I make what I call butter poached fired eggs. First I melt butter in the pan, when it starts to bubble I slide in the raw egg and add a few tablespoons of water. Then I baste the top of the egg with that hot liquid, adding more water as it evaporates. Soon, the top of the yolk begins to turn pink. Eventually, it is done to my liking and the liquid is reduced to a creamy butter sauce. The egg never browns on the bottom but it does get done perfectly.without turning.
as has been said, it's a basting method.
it coats things like eggs and gives them a nice finish without over cooking just to sort of finish off the cooking.
not describing this very well, I just say it's a coating method.
a quick flash coating method with hot oil or butter or fat of some kind or maybe you would call it a sealer.
mind doesn't work this morning
So if I'm understanding each of you, you're saying that this is a technique you use for basting/cooking the top side of whatever is in your pan. Basting the turkey is a good example for clarification; so is butter-poaching the eggs. Neither of those will be turned over for browning on the reverse side. But what I still don't get is why you'd use this if, as in the Weiner schnitzel recipe, you'd spoon baste it and then turn it over.
Even for something that will be turned, basting with hot oil can improve the crust. Think of it as having each side spend more time in the oil, despite not spending any more time in the pan.
This is especially useful when cooking in a flavorful oil with a low smoke point. The classic example is a thick steak. If you cook it in butter, the smoke point is too low to cook it hot enough to get a good crust. But you can sear off a thick steak on high temperature, put it in the oven, then add butter for the last stage of cooking (maybe some herbs and garlic too) and spoon it over the steak to both improve the crust and flavor the steak. Even if you skip the high temp sear and oven steps, you'll get a better crust basting with butter than you would just cooking it in butter on both sides.
If you're cooking something in, say, rice bran oil or peanut oil heated up to near 500 degrees, then there won't be any reason to baste since the oil is hot enough to create a lot of browning and it doesn't add much flavor.
Pretty pointless for schnitzel, which is pounded flat. Frequent flipping is recommended for even cooking.

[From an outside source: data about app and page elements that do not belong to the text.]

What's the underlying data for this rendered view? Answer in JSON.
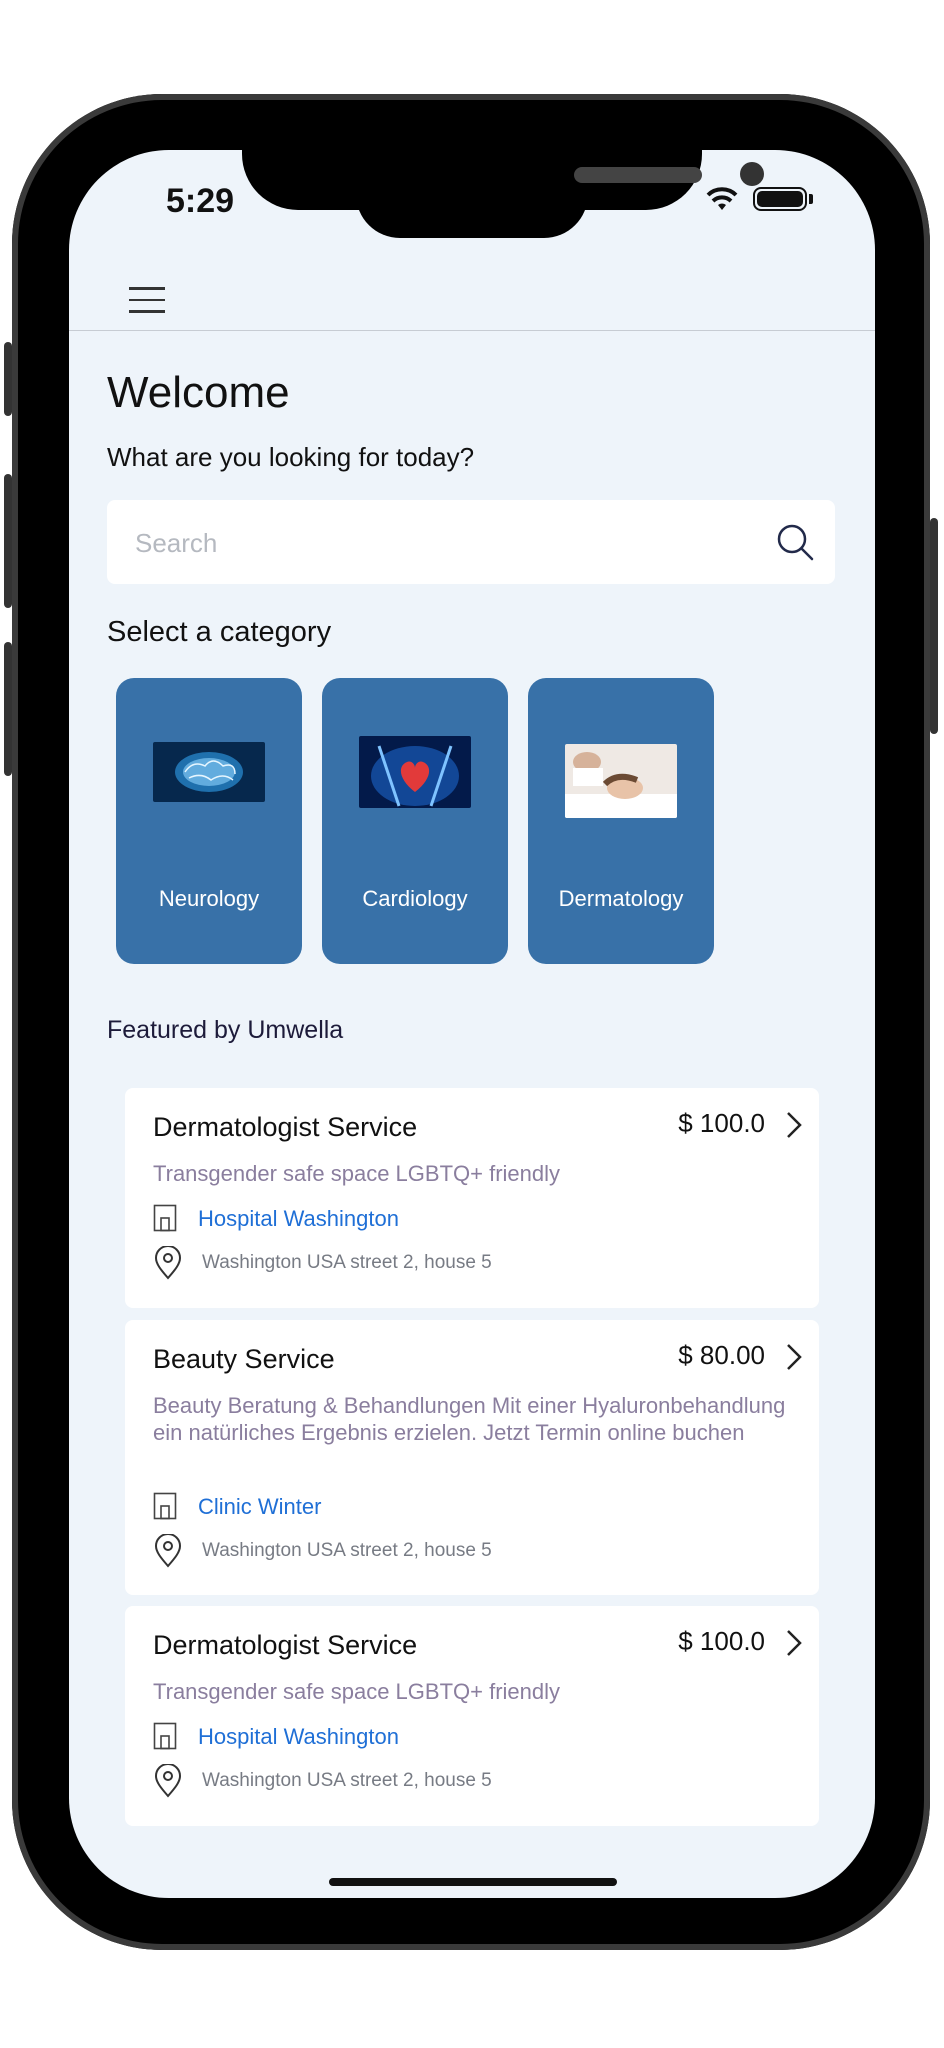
{
  "status_bar": {
    "time": "5:29"
  },
  "header": {
    "menu_icon": "hamburger-menu-icon"
  },
  "welcome": {
    "title": "Welcome",
    "subtitle": "What are you looking for today?"
  },
  "search": {
    "placeholder": "Search",
    "value": ""
  },
  "categories": {
    "title": "Select a category",
    "items": [
      {
        "label": "Neurology",
        "image": "brain-image"
      },
      {
        "label": "Cardiology",
        "image": "heart-image"
      },
      {
        "label": "Dermatology",
        "image": "facial-treatment-image"
      }
    ]
  },
  "featured": {
    "title": "Featured by Umwella",
    "cards": [
      {
        "title": "Dermatologist Service",
        "price": "$ 100.0",
        "description": "Transgender safe space LGBTQ+ friendly",
        "hospital": "Hospital Washington",
        "address": "Washington USA street 2, house 5"
      },
      {
        "title": "Beauty Service",
        "price": "$ 80.00",
        "description": "Beauty Beratung & Behandlungen Mit einer Hyaluronbehandlung ein natürliches Ergebnis erzielen. Jetzt Termin online buchen",
        "hospital": "Clinic Winter",
        "address": "Washington USA street 2, house 5"
      },
      {
        "title": "Dermatologist Service",
        "price": "$ 100.0",
        "description": "Transgender safe space LGBTQ+ friendly",
        "hospital": "Hospital Washington",
        "address": "Washington USA street 2, house 5"
      }
    ]
  },
  "colors": {
    "category_tile": "#3871a8",
    "link_blue": "#1f6fd6",
    "description_text": "#8a7e9e",
    "screen_background": "#eef4fa"
  }
}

Good technique for thicker fish, which you don't want to fall apart by flipping often. I was taught to turn off the heat a little early and finish cooking by spooning butter/oil over the fish.